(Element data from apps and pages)
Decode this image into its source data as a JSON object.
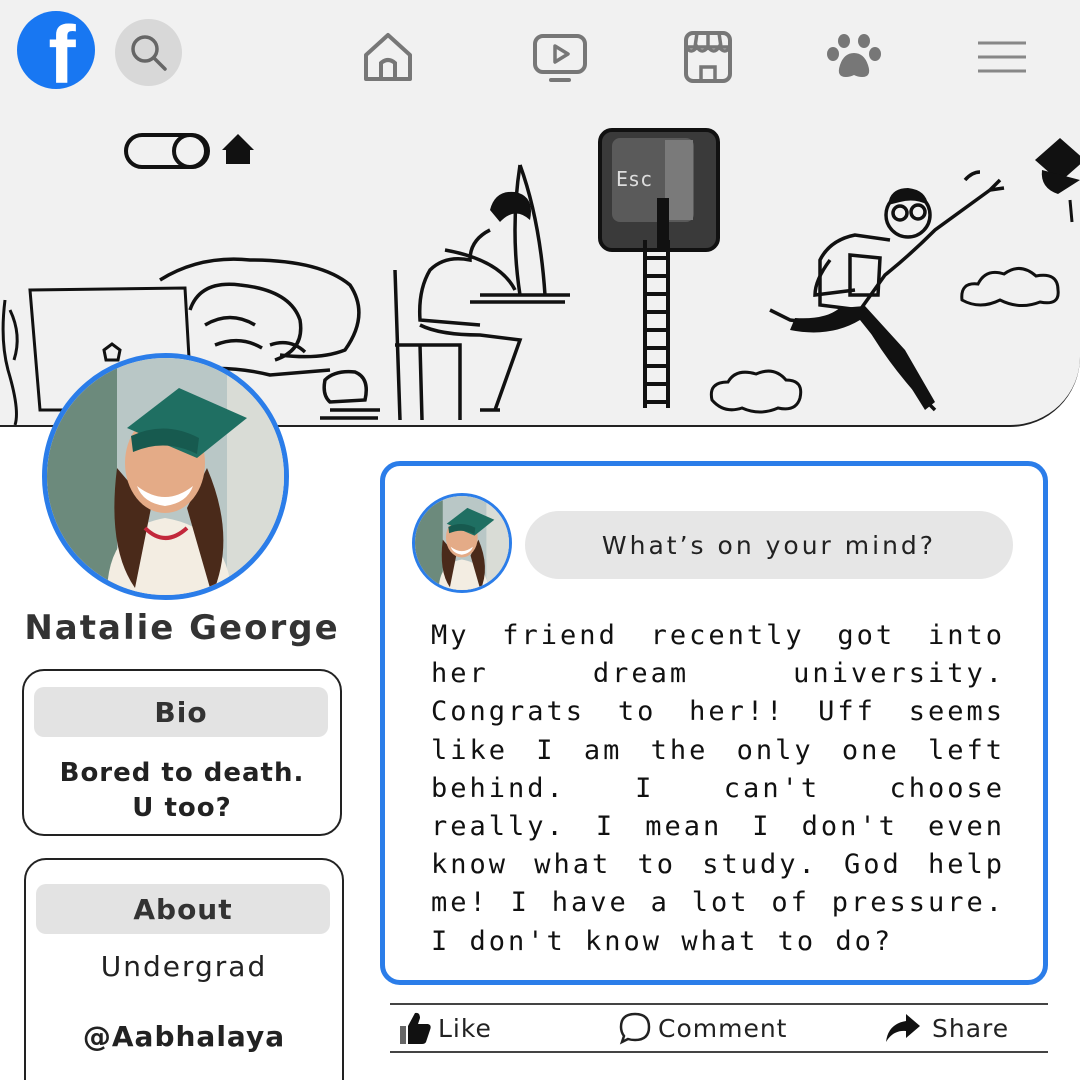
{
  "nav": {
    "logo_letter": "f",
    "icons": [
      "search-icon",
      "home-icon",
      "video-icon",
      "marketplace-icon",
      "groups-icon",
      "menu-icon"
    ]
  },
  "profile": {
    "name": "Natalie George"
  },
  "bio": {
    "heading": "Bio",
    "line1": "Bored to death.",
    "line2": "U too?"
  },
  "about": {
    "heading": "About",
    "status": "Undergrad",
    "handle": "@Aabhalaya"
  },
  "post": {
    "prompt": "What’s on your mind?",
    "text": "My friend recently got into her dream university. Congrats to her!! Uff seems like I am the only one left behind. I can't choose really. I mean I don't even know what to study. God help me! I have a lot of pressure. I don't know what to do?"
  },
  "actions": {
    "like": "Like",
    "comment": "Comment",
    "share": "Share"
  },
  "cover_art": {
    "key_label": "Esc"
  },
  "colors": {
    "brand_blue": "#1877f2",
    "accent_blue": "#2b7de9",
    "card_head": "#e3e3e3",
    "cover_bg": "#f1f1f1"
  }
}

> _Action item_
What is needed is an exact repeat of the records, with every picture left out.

> _Answer section_
Decode this image into its source data as a JSON object.
{
  "nav": {
    "logo_letter": "f",
    "icons": [
      "search-icon",
      "home-icon",
      "video-icon",
      "marketplace-icon",
      "groups-icon",
      "menu-icon"
    ]
  },
  "profile": {
    "name": "Natalie George"
  },
  "bio": {
    "heading": "Bio",
    "line1": "Bored to death.",
    "line2": "U too?"
  },
  "about": {
    "heading": "About",
    "status": "Undergrad",
    "handle": "@Aabhalaya"
  },
  "post": {
    "prompt": "What’s on your mind?",
    "text": "My friend recently got into her dream university. Congrats to her!! Uff seems like I am the only one left behind. I can't choose really. I mean I don't even know what to study. God help me! I have a lot of pressure. I don't know what to do?"
  },
  "actions": {
    "like": "Like",
    "comment": "Comment",
    "share": "Share"
  },
  "cover_art": {
    "key_label": "Esc"
  },
  "colors": {
    "brand_blue": "#1877f2",
    "accent_blue": "#2b7de9",
    "card_head": "#e3e3e3",
    "cover_bg": "#f1f1f1"
  }
}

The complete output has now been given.